= Brief =
Gather every line from the entries below that includes "clearly".

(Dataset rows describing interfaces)
·····
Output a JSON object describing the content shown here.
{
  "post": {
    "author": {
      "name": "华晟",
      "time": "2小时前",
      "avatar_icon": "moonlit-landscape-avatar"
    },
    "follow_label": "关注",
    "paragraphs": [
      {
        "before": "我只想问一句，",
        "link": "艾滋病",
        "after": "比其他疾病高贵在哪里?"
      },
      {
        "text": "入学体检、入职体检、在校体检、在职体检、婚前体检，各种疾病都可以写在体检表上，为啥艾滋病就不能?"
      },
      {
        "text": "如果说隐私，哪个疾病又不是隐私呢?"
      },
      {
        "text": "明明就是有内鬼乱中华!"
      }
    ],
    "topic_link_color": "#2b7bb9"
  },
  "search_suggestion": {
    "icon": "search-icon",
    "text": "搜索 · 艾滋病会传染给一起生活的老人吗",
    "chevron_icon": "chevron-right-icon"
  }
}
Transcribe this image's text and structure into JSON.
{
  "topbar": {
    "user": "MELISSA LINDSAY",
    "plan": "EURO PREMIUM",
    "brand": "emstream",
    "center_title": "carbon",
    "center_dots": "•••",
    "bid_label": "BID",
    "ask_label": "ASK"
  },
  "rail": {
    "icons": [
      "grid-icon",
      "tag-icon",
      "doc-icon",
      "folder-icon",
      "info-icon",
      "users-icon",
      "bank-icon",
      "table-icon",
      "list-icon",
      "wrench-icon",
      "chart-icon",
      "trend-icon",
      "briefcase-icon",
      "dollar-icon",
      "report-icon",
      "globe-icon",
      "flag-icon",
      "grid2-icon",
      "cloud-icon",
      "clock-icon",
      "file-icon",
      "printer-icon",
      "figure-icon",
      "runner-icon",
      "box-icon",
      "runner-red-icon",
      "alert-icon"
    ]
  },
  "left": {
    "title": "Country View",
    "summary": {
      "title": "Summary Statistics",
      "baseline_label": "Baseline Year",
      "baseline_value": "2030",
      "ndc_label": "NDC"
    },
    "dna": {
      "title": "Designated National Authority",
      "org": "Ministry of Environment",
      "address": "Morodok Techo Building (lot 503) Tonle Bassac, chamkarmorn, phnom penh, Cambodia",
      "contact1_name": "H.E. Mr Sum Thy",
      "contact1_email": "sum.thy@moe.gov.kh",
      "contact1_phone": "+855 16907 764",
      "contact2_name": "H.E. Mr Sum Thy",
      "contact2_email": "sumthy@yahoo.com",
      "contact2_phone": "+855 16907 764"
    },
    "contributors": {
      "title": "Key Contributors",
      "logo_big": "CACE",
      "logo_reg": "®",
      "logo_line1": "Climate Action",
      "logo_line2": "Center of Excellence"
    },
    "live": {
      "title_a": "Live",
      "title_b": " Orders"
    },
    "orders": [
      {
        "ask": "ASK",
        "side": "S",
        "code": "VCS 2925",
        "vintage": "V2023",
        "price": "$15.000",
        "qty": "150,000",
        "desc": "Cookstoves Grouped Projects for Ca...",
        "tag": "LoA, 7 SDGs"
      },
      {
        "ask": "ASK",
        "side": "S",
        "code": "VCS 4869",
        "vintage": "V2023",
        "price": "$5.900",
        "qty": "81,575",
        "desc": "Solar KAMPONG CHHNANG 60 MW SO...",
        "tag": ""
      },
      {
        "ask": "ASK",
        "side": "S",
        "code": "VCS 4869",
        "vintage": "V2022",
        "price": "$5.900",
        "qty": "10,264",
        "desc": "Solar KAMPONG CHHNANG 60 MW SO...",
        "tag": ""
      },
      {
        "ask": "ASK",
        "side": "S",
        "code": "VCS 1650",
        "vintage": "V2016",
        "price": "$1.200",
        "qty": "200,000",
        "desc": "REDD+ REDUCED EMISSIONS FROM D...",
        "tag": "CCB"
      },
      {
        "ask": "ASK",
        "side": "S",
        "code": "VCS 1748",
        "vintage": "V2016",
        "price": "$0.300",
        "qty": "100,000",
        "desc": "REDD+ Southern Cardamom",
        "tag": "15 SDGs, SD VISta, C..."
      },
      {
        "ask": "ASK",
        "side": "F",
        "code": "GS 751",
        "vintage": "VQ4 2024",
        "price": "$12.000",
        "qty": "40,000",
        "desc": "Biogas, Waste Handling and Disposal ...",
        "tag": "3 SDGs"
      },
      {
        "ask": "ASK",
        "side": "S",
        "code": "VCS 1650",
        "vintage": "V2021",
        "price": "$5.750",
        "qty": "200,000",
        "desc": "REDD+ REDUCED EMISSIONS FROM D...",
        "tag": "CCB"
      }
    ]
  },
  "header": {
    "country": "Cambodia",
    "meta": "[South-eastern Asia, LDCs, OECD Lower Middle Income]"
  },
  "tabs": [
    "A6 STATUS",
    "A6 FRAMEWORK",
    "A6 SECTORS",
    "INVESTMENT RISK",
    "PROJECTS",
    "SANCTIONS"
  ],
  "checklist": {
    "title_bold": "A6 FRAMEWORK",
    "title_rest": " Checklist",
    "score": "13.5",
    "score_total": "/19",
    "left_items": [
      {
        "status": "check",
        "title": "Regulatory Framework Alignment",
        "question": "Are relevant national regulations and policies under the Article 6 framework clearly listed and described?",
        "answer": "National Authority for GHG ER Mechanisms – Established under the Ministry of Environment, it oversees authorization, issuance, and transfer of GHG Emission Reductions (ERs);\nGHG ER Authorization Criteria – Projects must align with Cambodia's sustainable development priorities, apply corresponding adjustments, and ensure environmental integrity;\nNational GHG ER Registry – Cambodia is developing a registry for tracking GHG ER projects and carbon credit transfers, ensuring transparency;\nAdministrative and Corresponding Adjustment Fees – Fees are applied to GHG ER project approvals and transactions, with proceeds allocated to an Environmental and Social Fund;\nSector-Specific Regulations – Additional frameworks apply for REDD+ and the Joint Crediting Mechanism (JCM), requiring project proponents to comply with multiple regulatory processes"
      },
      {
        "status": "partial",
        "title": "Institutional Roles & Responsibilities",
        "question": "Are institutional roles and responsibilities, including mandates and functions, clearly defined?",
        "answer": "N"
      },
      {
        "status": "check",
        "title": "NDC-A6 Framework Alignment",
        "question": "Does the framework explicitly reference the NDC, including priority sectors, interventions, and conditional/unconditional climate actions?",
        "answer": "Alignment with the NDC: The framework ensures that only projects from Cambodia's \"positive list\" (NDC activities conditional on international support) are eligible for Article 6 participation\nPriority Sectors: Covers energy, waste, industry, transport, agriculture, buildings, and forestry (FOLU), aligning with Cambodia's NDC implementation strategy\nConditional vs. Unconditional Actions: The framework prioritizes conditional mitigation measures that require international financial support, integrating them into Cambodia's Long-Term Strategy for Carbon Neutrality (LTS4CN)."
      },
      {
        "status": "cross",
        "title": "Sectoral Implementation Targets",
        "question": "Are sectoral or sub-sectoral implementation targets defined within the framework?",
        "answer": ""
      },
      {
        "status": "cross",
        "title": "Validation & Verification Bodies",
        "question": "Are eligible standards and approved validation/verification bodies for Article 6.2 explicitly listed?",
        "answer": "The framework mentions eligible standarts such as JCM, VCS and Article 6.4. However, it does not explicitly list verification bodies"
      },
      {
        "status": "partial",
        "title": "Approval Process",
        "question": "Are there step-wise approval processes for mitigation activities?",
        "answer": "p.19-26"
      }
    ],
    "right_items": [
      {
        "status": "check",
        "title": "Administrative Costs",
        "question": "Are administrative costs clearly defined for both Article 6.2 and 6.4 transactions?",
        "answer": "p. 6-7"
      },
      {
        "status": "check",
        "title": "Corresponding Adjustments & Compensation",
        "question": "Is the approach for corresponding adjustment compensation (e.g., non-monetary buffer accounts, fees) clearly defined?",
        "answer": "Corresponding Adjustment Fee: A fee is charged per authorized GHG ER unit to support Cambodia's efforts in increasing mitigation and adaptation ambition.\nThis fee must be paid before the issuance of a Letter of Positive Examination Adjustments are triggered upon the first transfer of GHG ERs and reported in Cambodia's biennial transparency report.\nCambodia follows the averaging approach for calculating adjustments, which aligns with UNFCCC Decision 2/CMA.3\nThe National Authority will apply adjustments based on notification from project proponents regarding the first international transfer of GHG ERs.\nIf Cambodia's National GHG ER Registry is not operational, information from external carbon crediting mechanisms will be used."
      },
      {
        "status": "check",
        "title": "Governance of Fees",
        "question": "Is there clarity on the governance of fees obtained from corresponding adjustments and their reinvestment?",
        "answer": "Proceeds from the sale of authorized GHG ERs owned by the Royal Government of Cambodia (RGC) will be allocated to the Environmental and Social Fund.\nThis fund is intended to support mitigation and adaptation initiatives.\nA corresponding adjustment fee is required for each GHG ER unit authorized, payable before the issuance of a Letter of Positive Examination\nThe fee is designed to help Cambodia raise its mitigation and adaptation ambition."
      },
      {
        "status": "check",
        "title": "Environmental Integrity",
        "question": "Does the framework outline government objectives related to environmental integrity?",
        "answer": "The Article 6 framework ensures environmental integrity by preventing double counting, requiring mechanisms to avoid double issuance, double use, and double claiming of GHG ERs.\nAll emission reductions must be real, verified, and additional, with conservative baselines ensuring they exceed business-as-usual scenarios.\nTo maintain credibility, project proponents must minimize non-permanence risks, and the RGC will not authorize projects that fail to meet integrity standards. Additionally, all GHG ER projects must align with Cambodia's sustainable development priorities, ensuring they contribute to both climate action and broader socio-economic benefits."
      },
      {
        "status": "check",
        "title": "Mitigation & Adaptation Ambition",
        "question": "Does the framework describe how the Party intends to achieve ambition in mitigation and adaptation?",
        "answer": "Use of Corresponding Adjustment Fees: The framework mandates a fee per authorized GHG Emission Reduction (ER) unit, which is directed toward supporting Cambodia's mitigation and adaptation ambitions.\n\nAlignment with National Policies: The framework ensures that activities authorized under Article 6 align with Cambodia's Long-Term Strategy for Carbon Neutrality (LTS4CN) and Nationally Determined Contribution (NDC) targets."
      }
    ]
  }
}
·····
= Solution to this task =
        "question": "Are relevant national regulations and policies under the Article 6 framework clearly listed and described?",
        "question": "Are institutional roles and responsibilities, including mandates and functions, clearly defined?",
        "question": "Are administrative costs clearly defined for both Article 6.2 and 6.4 transactions?",
        "question": "Is the approach for corresponding adjustment compensation (e.g., non-monetary buffer accounts, fees) clearly defined?",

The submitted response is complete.